You didn’t quit your 9-5 to start a business that is “just fine”. Let’s face it, you started up a business to serve a mission. To follow your passions, to make an impact, to set impressive goals and attain those goals.
There’s a bit of fantasy behind every entrepreneurial venture, and the last thing we want to think about are the challenges and hard work between us and that dream.
But what if we took a different look at the process? The pathway to success? What if instead of getting discouraged because we aren't seeing instant success or profit, we reanalyze the factors that got us here?
The Aggregation of Marginal Gains concept is not only a great concept to apply to our business mindsets, but also a great addition to our personal mindsets. It emphasizes the journey more than the end result.
Time to take a deeper dive into this inspiring notion!
This may come as a surprise, but the Aggregation of Marginal Gains concept did not come from an entrepreneur, inventor, or economist. It did not come from an author or a professor. Nope– it came from a man named Dave Brailsford, the Performance Director/Cycling Coach for British cycling!
After years of discouraging losses, David Brailsford stepped up for the British cycling team and started to dissect all the elements that may affect performance. Diets, bed pillows, van cleanliness– you name it, he analyzed it!
Brailsford then improved every one of these elements by 1%. His theory was that every small change can compound into long-term improvements and that incremental change would slowly lead to significant outcomes.
Even though this may seem a bit meticulous, his theory proved valid: The team went on to win 7 Tours de France within 8 years and won 16 Olympic gold medals. (Pretty noteworthy results if you ask us!)
Basically, the Aggregation of Marginal Gains means it pays to focus on the smaller picture versus the big picture/end goal. Sometimes we can get distracted by the big picture and multiple ideas. Not only can this mentality be overwhelming, but it can be a huge time-waster.
It makes sense to implement small, gradual changes instead of huge, quick changes. Continuous process improvement will pay off in the long run!
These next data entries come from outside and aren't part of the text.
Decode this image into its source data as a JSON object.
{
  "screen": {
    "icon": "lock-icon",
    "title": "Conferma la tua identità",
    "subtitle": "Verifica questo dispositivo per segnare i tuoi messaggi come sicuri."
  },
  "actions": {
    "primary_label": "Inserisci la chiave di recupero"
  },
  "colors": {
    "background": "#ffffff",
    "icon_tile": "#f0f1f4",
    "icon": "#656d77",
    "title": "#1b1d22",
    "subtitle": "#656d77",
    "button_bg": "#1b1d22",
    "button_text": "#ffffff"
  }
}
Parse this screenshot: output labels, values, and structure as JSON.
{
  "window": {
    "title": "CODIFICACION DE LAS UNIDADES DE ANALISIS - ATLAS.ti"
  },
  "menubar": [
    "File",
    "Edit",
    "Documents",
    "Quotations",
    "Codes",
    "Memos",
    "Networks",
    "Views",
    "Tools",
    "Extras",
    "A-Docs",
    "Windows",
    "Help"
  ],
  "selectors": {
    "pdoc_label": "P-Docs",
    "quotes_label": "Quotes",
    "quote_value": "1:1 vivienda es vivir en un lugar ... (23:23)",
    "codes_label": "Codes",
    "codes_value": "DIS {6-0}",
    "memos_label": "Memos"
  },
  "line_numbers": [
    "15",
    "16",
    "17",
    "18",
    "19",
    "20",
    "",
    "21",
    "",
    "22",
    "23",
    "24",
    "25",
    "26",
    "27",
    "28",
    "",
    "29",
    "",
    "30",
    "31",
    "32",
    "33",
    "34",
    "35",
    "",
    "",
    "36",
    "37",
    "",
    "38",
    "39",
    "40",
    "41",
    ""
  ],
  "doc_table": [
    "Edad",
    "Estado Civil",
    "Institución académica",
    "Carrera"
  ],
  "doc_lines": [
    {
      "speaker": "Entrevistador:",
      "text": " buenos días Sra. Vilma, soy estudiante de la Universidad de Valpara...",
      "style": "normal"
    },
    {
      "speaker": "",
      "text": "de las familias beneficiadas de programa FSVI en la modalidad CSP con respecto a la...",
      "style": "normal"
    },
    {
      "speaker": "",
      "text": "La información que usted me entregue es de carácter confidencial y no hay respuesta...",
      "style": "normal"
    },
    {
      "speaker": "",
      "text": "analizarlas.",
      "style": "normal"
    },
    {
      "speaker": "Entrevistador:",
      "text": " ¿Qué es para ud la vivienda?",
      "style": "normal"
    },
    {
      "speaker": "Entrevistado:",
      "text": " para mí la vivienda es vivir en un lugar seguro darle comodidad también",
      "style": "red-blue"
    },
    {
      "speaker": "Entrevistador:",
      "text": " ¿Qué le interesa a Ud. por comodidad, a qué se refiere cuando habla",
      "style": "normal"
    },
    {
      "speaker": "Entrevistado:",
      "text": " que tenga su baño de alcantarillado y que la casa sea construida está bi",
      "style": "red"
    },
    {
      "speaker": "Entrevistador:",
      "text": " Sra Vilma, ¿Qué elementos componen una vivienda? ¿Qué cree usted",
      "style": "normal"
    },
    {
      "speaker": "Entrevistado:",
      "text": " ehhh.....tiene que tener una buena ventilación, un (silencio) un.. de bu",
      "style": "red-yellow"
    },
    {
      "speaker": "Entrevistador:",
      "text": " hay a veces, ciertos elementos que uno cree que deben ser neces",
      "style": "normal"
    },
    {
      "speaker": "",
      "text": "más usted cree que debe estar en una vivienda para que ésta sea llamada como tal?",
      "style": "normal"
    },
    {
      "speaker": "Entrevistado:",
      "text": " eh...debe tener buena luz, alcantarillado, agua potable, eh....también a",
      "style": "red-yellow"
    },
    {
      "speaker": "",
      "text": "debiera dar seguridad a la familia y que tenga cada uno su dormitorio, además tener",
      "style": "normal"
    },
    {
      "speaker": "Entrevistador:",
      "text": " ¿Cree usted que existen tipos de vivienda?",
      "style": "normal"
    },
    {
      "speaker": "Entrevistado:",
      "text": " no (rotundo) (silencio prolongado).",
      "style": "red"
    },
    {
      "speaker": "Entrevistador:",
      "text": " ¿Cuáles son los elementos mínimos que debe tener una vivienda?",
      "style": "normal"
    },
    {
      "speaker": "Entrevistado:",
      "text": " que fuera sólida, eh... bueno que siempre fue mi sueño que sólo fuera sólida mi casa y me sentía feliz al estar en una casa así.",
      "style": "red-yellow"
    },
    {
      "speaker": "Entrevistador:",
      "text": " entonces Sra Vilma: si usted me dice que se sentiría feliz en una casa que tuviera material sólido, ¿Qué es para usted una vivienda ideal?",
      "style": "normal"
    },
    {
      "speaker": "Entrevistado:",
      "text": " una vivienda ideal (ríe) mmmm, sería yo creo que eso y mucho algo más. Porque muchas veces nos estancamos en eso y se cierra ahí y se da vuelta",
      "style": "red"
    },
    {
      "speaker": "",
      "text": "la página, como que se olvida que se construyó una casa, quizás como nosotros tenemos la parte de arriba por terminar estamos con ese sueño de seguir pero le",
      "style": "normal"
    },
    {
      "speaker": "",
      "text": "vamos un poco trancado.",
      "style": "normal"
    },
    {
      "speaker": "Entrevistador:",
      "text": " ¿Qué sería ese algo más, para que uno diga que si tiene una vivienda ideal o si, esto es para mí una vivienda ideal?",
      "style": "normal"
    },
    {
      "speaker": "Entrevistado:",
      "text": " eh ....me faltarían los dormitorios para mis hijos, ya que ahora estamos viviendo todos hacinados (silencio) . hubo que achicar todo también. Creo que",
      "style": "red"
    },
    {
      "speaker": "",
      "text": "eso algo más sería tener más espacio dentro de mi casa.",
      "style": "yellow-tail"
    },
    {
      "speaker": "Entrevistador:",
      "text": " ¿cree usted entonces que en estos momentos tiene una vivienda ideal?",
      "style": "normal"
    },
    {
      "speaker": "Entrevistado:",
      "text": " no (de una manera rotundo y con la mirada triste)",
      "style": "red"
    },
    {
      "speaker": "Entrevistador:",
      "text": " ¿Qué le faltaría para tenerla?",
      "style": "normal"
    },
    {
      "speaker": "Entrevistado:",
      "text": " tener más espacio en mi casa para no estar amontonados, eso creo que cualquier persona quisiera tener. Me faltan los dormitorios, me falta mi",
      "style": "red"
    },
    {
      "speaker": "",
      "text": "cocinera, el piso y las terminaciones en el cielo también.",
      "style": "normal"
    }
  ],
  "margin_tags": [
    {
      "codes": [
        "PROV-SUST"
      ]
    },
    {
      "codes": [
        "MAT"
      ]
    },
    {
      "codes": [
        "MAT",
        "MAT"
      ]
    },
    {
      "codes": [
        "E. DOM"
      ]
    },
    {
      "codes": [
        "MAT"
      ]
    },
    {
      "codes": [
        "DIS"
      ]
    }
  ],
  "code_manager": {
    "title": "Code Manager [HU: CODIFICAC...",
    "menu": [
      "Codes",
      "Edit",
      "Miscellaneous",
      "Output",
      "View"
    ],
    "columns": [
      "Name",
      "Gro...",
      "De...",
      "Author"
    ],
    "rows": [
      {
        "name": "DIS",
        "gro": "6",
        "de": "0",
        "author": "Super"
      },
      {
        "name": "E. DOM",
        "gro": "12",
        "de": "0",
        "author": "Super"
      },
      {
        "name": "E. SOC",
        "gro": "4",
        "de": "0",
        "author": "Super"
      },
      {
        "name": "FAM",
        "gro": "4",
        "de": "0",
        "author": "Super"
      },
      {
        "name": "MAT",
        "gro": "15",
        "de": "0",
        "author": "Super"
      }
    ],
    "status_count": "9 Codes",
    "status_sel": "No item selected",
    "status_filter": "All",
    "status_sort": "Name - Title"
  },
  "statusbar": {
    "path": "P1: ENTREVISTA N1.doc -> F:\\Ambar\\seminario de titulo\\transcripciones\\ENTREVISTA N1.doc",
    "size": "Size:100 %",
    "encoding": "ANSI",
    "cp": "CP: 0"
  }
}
This mindset is a lot more likely to keep you on track and headed toward an important achievement.
We have now seen this concept in a cycling example, but what about an example that pertains to more people? Don’t worry– there are a lot of ways marginal gains can be incorporated in your life, both personally and professionally!
Physical exercise is a great application of this concept, since a few minutes a day over a long period of time can bring great results. Another application is journaling daily to improve mindfulness or listening to an educational podcast a few times a week. In terms of your business, you could try to automate an additional process each month or slowly change the structure of sales conversations or marketing approaches. The options are endless!
In our research on this topic, there seemed to be a few additional points that deserve mentioning. After all, no concept can be blindly applied to absolutely every situation!
Be practical- The idea behind the Aggregation of Marginal Gains is the buildup of change over time. But guess what? If you run into obstacles or lose motivation, it can destroy any progress and delay the ultimate goal.
It’s important to be able to stick with elements that you change or adapt. If you commit to running 5 miles a day when you don’t currently run, you are likely to lose momentum early on. If you set a more realistic goal, like running/walking for 30 minutes every other day, you are much more likely to see success.
Consider marginal losses- Although this may sound negative, it really doesn’t have to be. Incorporating marginal losses means gradually cutting out habits that detract from your goals. For instance, eat out less or eliminate one unnecessary business expense each week. By losing one habit, you can gain momentum in a positive direction!
Define your focus- The Brailsford story makes it seem like you have to slowly improve everything, but that’s not exactly the case. If you try to focus on everything, it may end up being counterproductive! It’s totally okay to define factors that have a heavier impact and concentrate your focus on those things.
Sure, the initial focus may have been on those gold medals, but what else can the Aggregation of Marginal Gains concept bring us (and our businesses)?
You may see a better team dynamic. Sometimes troubleshooting and working together on continuous improvements can be motivating for a team!
You may see less of a focus on an end goal and more of a focus on the process. Attention may shift towards the impact of individual changes and valuable lessons learned along the way.
You may discover a new definition of success. Rather than instant gratification or quick results, you achieved something that took long-term motivation and refining details/skill sets.
Small changes, major impacts! The Aggregation of Marginal Gains concept may initially serve a direct purpose, but it can also indirectly affect a myriad of other things. Where do you see this concept fitting into your life and business?
Contact us for a consultation!